Knives Out (2019)
What was that we were saying earlier about our love for Chris Evans playing a comedy asshole? Dear readers, Knives Out allowed him to indulge in that talent to a degree nobody even knew they wanted, with Ransom Drysdale being exactly the villain we needed but hadn’t realized just yet. Is it a career best performance? Very possibly, and not just because of that sweater. Do we want a Ransom-centric Knives Out spin-off along with whatever the next Benoit Blanc movie is? You bet your posterior we do, and as soon as possible.
Defending Jacob (2021)
The Apple TV+ miniseries that Evans acted as executive producer on was a departure for the actor, being.a very serious dramatic role with no genre elements, and an extended performance that asked a lot of Evans as the central figure in an emotionally murky story about morality, family, and the extents people will go for the ones they love. It’s a world away from Lucas Lee, Ransom Drydale and, especially, Captain America — but that’s the appeal of it, for both Evans and the audience alike; it’s a role that leaves the future wide open as to where he can go next, and what he’s capable of.
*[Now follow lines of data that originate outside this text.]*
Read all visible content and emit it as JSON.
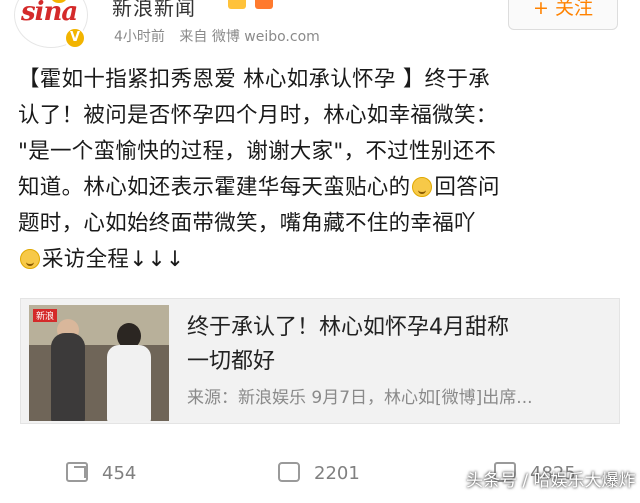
{
  "header": {
    "logo_text": "sina",
    "account_name": "新浪新闻",
    "verified_mark": "V",
    "time_ago": "4小时前",
    "source": "来自 微博 weibo.com",
    "follow_label": "+ 关注"
  },
  "post": {
    "lines": [
      "【霍如十指紧扣秀恩爱 林心如承认怀孕 】终于承",
      "认了！被问是否怀孕四个月时，林心如幸福微笑：",
      "\"是一个蛮愉快的过程，谢谢大家\"，不过性别还不",
      "知道。林心如还表示霍建华每天蛮贴心的",
      "回答问",
      "题时，心如始终面带微笑，嘴角藏不住的幸福吖",
      "采访全程↓↓↓"
    ]
  },
  "card": {
    "thumb_tag": "新浪",
    "title_line1": "终于承认了！林心如怀孕4月甜称",
    "title_line2": "一切都好",
    "source": "来源：新浪娱乐 9月7日，林心如[微博]出席..."
  },
  "actions": {
    "share_count": "454",
    "comment_count": "2201",
    "like_count": "4825"
  },
  "watermark": "头条号 / 哈娱乐大爆炸",
  "colors": {
    "accent": "#ff8200",
    "brand_red": "#d42a2a",
    "muted": "#8a8a8a",
    "card_bg": "#f2f2f2"
  }
}
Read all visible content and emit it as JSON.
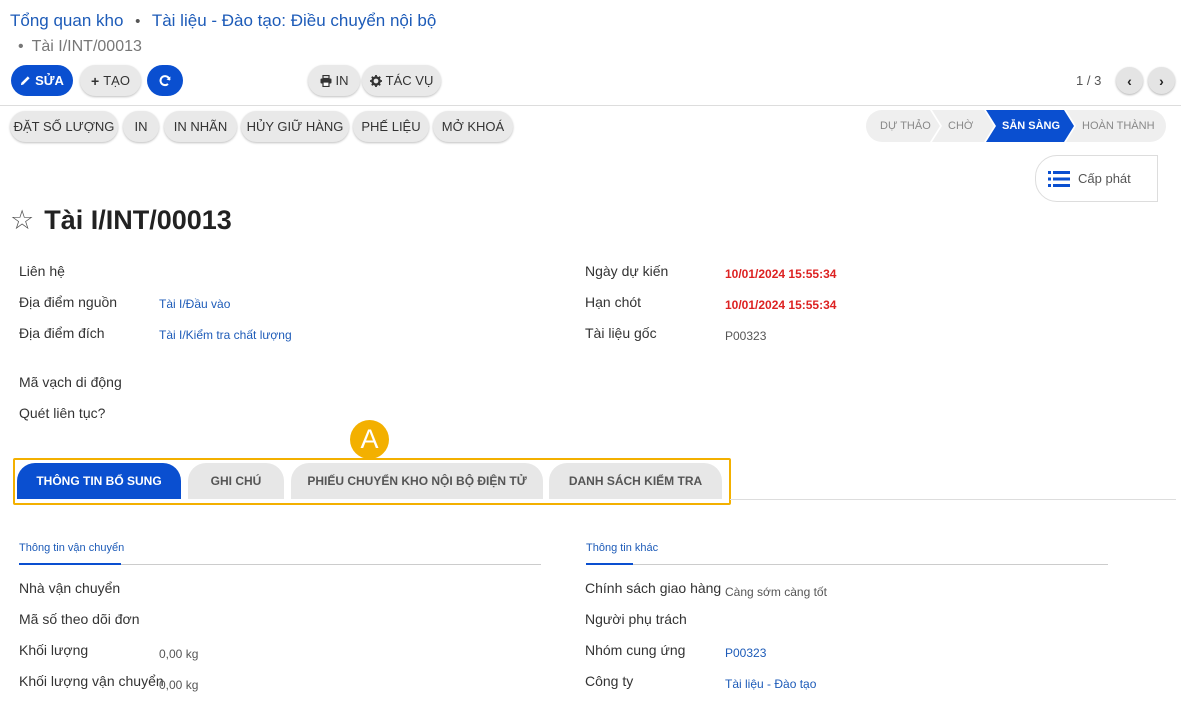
{
  "breadcrumb": {
    "items": [
      "Tổng quan kho",
      "Tài liệu - Đào tạo: Điều chuyển nội bộ"
    ],
    "separator": "•",
    "current": "Tài I/INT/00013",
    "bullet": "•"
  },
  "toolbar": {
    "edit_label": "SỬA",
    "create_label": "TẠO",
    "print_label": "IN",
    "action_label": "TÁC VỤ",
    "pager": "1 / 3"
  },
  "actions": [
    "ĐẶT SỐ LƯỢNG",
    "IN",
    "IN NHÃN",
    "HỦY GIỮ HÀNG",
    "PHẾ LIỆU",
    "MỞ KHOÁ"
  ],
  "status": {
    "stages": [
      "DỰ THẢO",
      "CHỜ",
      "SẴN SÀNG",
      "HOÀN THÀNH"
    ],
    "active": "SẴN SÀNG"
  },
  "smart_button": {
    "label": "Cấp phát"
  },
  "record": {
    "title": "Tài I/INT/00013"
  },
  "fields_left": {
    "contact": {
      "label": "Liên hệ",
      "value": ""
    },
    "source": {
      "label": "Địa điểm nguồn",
      "value": "Tài I/Đầu vào"
    },
    "dest": {
      "label": "Địa điểm đích",
      "value": "Tài I/Kiểm tra chất lượng"
    },
    "barcode": {
      "label": "Mã vạch di động"
    },
    "continuous": {
      "label": "Quét liên tục?"
    }
  },
  "fields_right": {
    "scheduled": {
      "label": "Ngày dự kiến",
      "value": "10/01/2024 15:55:34"
    },
    "deadline": {
      "label": "Hạn chót",
      "value": "10/01/2024 15:55:34"
    },
    "origin": {
      "label": "Tài liệu gốc",
      "value": "P00323"
    }
  },
  "annotation_badge": "A",
  "tabs": [
    "THÔNG TIN BỔ SUNG",
    "GHI CHÚ",
    "PHIẾU CHUYỂN KHO NỘI BỘ ĐIỆN TỬ",
    "DANH SÁCH KIỂM TRA"
  ],
  "shipping": {
    "title": "Thông tin vận chuyển",
    "carrier": "Nhà vận chuyển",
    "tracking": "Mã số theo dõi đơn",
    "weight_label": "Khối lượng",
    "weight_value": "0,00 kg",
    "ship_weight_label": "Khối lượng vận chuyển",
    "ship_weight_value": "0,00 kg"
  },
  "other": {
    "title": "Thông tin khác",
    "policy_label": "Chính sách giao hàng",
    "policy_value": "Càng sớm càng tốt",
    "responsible_label": "Người phụ trách",
    "group_label": "Nhóm cung ứng",
    "group_value": "P00323",
    "company_label": "Công ty",
    "company_value": "Tài liệu - Đào tạo"
  },
  "colors": {
    "primary": "#0a4fd0",
    "link": "#1d5bb8",
    "danger": "#dd2222",
    "highlight": "#f3b000"
  }
}
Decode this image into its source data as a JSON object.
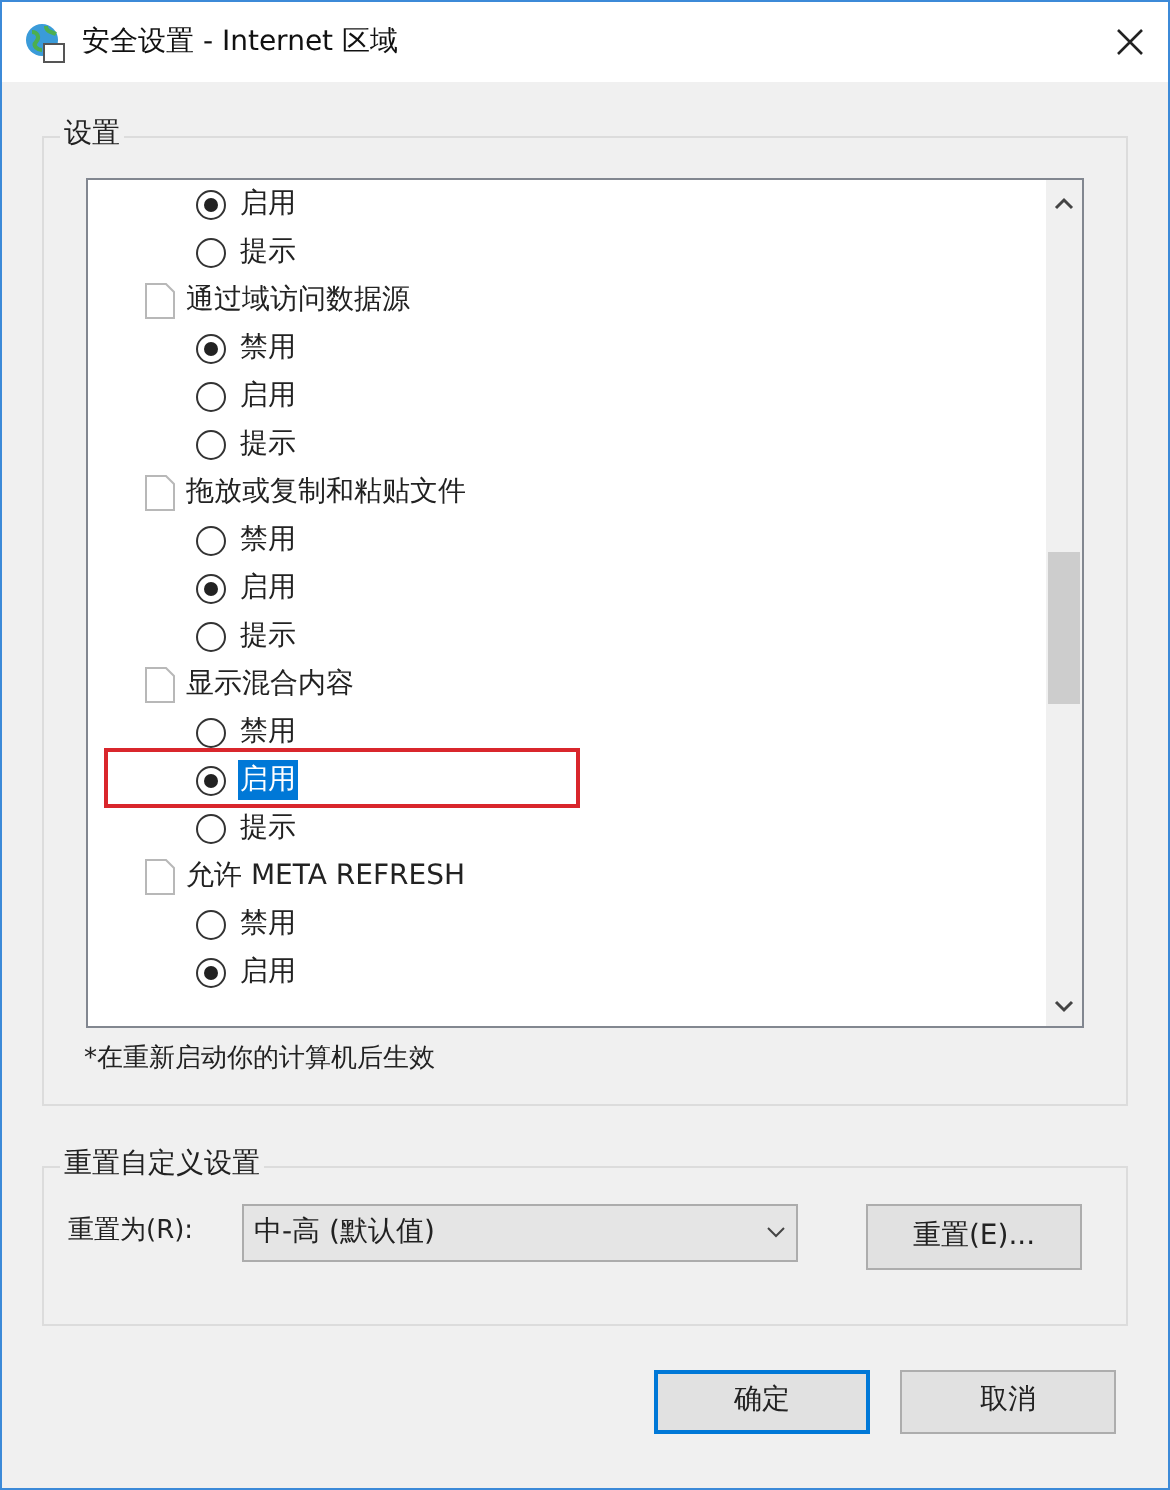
{
  "window": {
    "title": "安全设置 - Internet 区域"
  },
  "settings": {
    "title": "设置",
    "items": [
      {
        "kind": "radio",
        "label": "启用",
        "selected": true,
        "highlighted": false
      },
      {
        "kind": "radio",
        "label": "提示",
        "selected": false,
        "highlighted": false
      },
      {
        "kind": "category",
        "label": "通过域访问数据源",
        "children": [
          {
            "kind": "radio",
            "label": "禁用",
            "selected": true,
            "highlighted": false
          },
          {
            "kind": "radio",
            "label": "启用",
            "selected": false,
            "highlighted": false
          },
          {
            "kind": "radio",
            "label": "提示",
            "selected": false,
            "highlighted": false
          }
        ]
      },
      {
        "kind": "category",
        "label": "拖放或复制和粘贴文件",
        "children": [
          {
            "kind": "radio",
            "label": "禁用",
            "selected": false,
            "highlighted": false
          },
          {
            "kind": "radio",
            "label": "启用",
            "selected": true,
            "highlighted": false
          },
          {
            "kind": "radio",
            "label": "提示",
            "selected": false,
            "highlighted": false
          }
        ]
      },
      {
        "kind": "category",
        "label": "显示混合内容",
        "children": [
          {
            "kind": "radio",
            "label": "禁用",
            "selected": false,
            "highlighted": false
          },
          {
            "kind": "radio",
            "label": "启用",
            "selected": true,
            "highlighted": true
          },
          {
            "kind": "radio",
            "label": "提示",
            "selected": false,
            "highlighted": false
          }
        ]
      },
      {
        "kind": "category",
        "label": "允许 META REFRESH",
        "children": [
          {
            "kind": "radio",
            "label": "禁用",
            "selected": false,
            "highlighted": false
          },
          {
            "kind": "radio",
            "label": "启用",
            "selected": true,
            "highlighted": false
          }
        ]
      }
    ],
    "note": "*在重新启动你的计算机后生效"
  },
  "reset": {
    "title": "重置自定义设置",
    "label": "重置为(R):",
    "value": "中-高 (默认值)",
    "button": "重置(E)..."
  },
  "buttons": [
    {
      "label": "确定",
      "default": true
    },
    {
      "label": "取消",
      "default": false
    }
  ]
}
Have your say!
Okay, we’ve given you our six favorite performances from Evans’ career to date, but now we’re curious about your take. So curious, in fact, that we’ve created a poll for you to tell us: What is your favorite Chris Evans project? And why is it Scott Pilgrim vs. the World or Knives Out? Vote early, vote often, and pass the word to your friends, too; it’s for science. (Almost.)